I am up to 5 sessions with my counsellor now (out of the proposed 8 designated by standard NHS procedure) and I can tell he’s not going to drop the mother thing.
I was 13 when mum died and she had been ill for about 4 years. It had a profound impact on me and on my lifestyle and it has shaped my attitudes to certain things including myself.
However, it is no more the root cause of my depression than it is the reason I fancy women – I don’t care how Freudian you want to be, it is not the be all and end all of my existence and my life is not all about her absence.
I know that it is perfectly possible and probably legitimate to read my (ongoing) anger at people’s fixation with my mother and my rejection of sympathy on the topic as symptoms of my inability to grieve or due to a developmental gap caused by the lack of a mother-figure and the requirement to grow up and take resonsibility I didn’t want. I grant you that its probably not entirely a helpful attitude to take but I can’t help it – it pisses me off.
So here are some of my psychological issues that I think are related to my mother dying followed by some I think are not:
- A rather mixed attitude to life and death – I’m hyper-conscious of mortality which sometimes pushes me to take risks in order to make sure I experience life; I am occasionally flippant about my own death and unfazed by putting myself in danger (a habit I am working on breaking for the sake of my partners) & I can seem cold and unfeeling or over-emotional about other people’s illness and death
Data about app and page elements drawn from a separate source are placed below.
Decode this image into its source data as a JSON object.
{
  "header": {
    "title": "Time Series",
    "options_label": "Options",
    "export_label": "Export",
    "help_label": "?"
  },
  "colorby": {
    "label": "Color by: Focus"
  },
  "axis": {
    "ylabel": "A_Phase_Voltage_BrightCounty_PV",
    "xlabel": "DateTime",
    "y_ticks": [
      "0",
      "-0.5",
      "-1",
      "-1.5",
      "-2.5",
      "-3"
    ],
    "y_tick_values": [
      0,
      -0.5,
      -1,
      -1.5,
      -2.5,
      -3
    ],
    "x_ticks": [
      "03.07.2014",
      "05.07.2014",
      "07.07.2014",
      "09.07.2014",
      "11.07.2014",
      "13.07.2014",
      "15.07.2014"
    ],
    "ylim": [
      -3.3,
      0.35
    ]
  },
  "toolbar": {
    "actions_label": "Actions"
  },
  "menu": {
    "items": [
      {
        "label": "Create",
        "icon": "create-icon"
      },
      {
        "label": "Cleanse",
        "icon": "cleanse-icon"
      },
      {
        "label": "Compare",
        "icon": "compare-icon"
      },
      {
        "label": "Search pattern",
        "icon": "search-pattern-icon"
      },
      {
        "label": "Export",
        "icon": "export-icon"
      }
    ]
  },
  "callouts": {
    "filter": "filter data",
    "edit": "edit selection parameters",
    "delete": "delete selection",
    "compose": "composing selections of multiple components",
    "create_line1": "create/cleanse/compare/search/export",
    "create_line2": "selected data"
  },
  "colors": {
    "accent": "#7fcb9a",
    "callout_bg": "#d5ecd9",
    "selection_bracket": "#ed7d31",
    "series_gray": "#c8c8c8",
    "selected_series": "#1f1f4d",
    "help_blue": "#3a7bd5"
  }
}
- A need for control – I had no control over her illness and I hated it since then I have endeavoured to take control of what I can and shut out what I cannot (linked to but not the same as Quitting whilst ahead, see below); Being forced to take on more responsibility caused anger and confrontations but ultimately led to me having to have more self-control – leading to suppressed feelings and
- Self-harm – although I believe that my anger turned inward in order to get things done and my need for control ultimately tipped me over that precipice, I also remember the signs of a desire to punish myself and a lack of ability to express myself before my mother’s illness so this one is a little double-edged.
- Fear of attachment/commitment – pretty self-explanatory really, don’t get too close cos it’ll hurt when its gone
- Sense of not being good enough – try as he might my therapist still hasn’t quite worked out how to link this to my mum’s death, and I think this is because I believed I was inherently flawed before I started school
- Quitting whilst ahead/hating to lose – in this world there are some things I am destined to only be OK at, I have come to accept that, what I can’t accept is being second-best (or worse). I hate knowing I did everything I could and it could never be enough so I try to avoid situations where this might come up. This is not the same as situations where I feel if I work harder, longer or more concentratedly I would and therefore should be better (like say a thesis, housework or relationships)
- The crushing sense of responsibility – in my heart of hearts I know that only I can change me (inevitably leading to the knowledge that my depression and physical issues are my fault) and that it is my responsibility to make everyone’s lives that I touch in any way better by some increment, my duty to always consider the impact of my actions, words and emotions on others and to therefore act, speak or express myself in such a way as to help not hurt them. It is a moral/ethical stance I stand by but it can lead to obssesive behaviour and thoughts and a spiral of guilt.
I can’t help but feel that my sense of self and self-worth had a profound impact on how I reacted to my mother’s death and therefore on the way it affects me now.. but hey ho I’m no professional and I can’t quite get the eagle-eye perspective